We started off with a history of the national parks system and the radical idea of having places in our country that belong to everyone and are protected in their (mostly) natural state for generations to enjoy.  That sounds so normal to us now.  I know I take for granted that the Grand Canyon, the cliff dwellings at Mesa Verde, and the California Redwoods will be around when I want to see them.  But in many countries, people buy up the most scenic and impressive places and make homes or shopping malls out of them.  The US was the first country to preserve uniquely beautiful places for the public delight, and dozens of countries have since followed suit.

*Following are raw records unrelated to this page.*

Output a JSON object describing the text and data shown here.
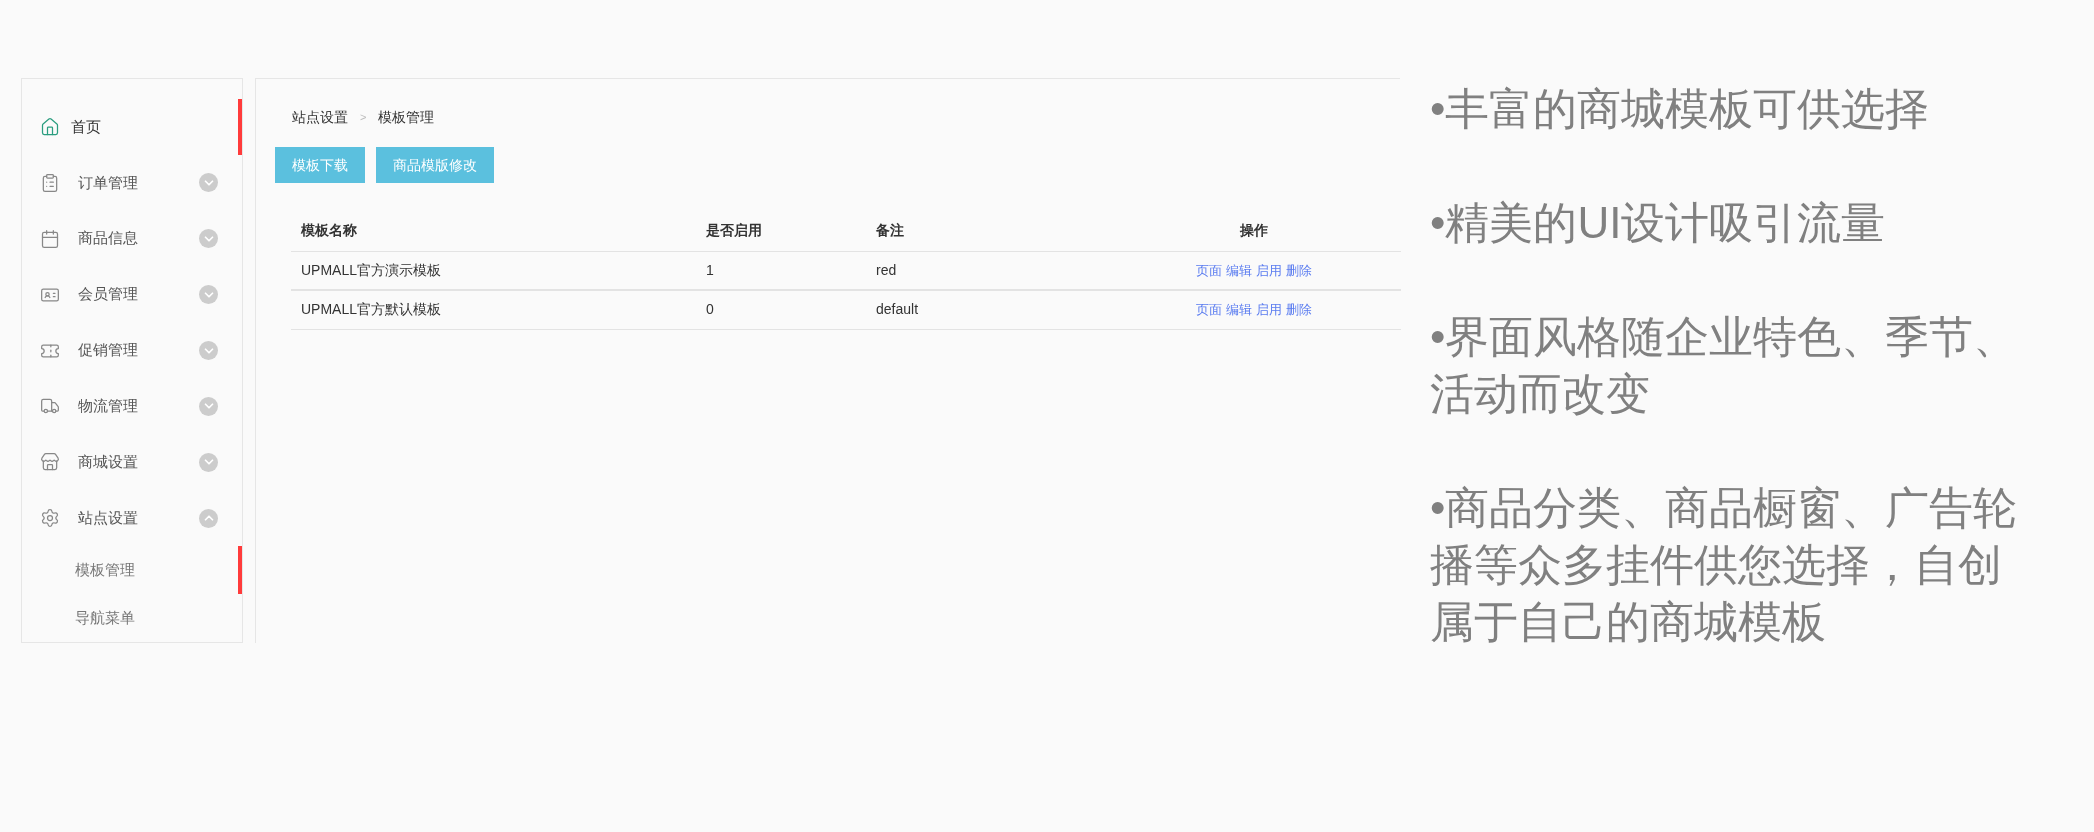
{
  "sidebar": {
    "items": [
      {
        "label": "首页",
        "selected": true
      },
      {
        "label": "订单管理",
        "selected": false,
        "expanded": false
      },
      {
        "label": "商品信息",
        "selected": false,
        "expanded": false
      },
      {
        "label": "会员管理",
        "selected": false,
        "expanded": false
      },
      {
        "label": "促销管理",
        "selected": false,
        "expanded": false
      },
      {
        "label": "物流管理",
        "selected": false,
        "expanded": false
      },
      {
        "label": "商城设置",
        "selected": false,
        "expanded": false
      },
      {
        "label": "站点设置",
        "selected": false,
        "expanded": true,
        "children": [
          {
            "label": "模板管理",
            "selected": true
          },
          {
            "label": "导航菜单",
            "selected": false
          }
        ]
      }
    ]
  },
  "breadcrumb": [
    "站点设置",
    "模板管理"
  ],
  "breadcrumb_separator": ">",
  "buttons": [
    "模板下载",
    "商品模版修改"
  ],
  "table": {
    "columns": [
      "模板名称",
      "是否启用",
      "备注",
      "操作"
    ],
    "rows": [
      {
        "name": "UPMALL官方演示模板",
        "enabled": "1",
        "note": "red",
        "actions": [
          "页面",
          "编辑",
          "启用",
          "删除"
        ]
      },
      {
        "name": "UPMALL官方默认模板",
        "enabled": "0",
        "note": "default",
        "actions": [
          "页面",
          "编辑",
          "启用",
          "删除"
        ]
      }
    ]
  },
  "features": [
    "•丰富的商城模板可供选择",
    "•精美的UI设计吸引流量",
    "•界面风格随企业特色、季节、活动而改变",
    "•商品分类、商品橱窗、广告轮播等众多挂件供您选择，自创属于自己的商城模板"
  ]
}
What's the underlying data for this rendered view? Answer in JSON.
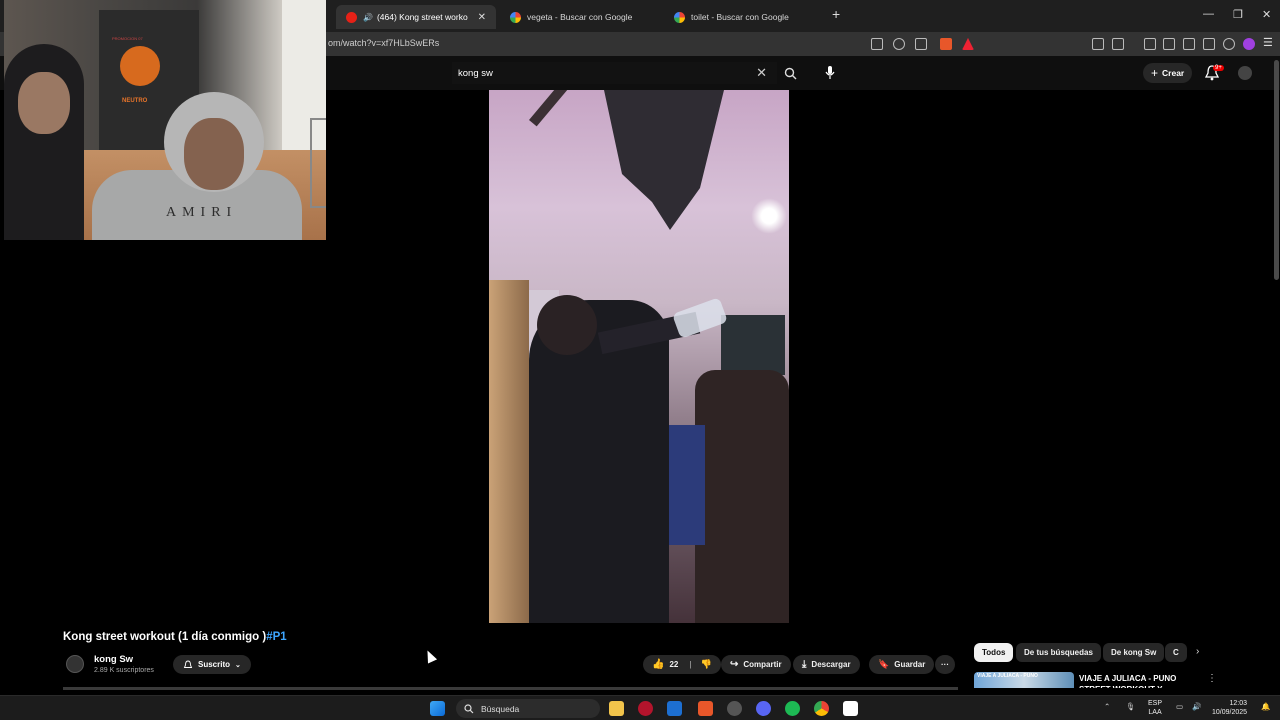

Then we spent a week each on four different parks, each of which lent themselves so well to other interesting studies.  Glacier National Park has lots of fascinating history, but along with the park itself, we learned about ecosystems and habitats.  When we studied North Cascades National Park, we also spent a day learning about (and building!) dams, since Ross Lake, a favorite camping spot in that area, is formed by a dam.  In studying Theodore Roosevelt National Park, we tied in lots of interesting information about Teddy Roosevelt himself and conservation, since that was a passion of his life and presidency.  
Turning celery red and blue illustrated the effects of ground pollution on plants -- part of the conservation study.

And finally we wrapped up with a week on Wind Cave National Park, learning about caves in general, and taking a field trip to Wind Cave in South Dakota.

Wade and Isaac held up Isaac's shirt in front of the cave opening to show the intensity of the wind blowing out.  It was almost 20 mph that day, but has been clocked at up to 70 mph!
This incredible formation found almost exclusively in Wind Cave is called boxwork.
I am so taken with the beauty, the nature, the philosophy of a national parks system.  I'd love to spend a whole year or two and actually cover all 58 parks plus some national monuments, forests, seashores and landmarks (although I'd definitely want to find an actual curriculum for that, rather than building my own every week!).  Maybe someday I'll actually create that curriculum... for my grandkids.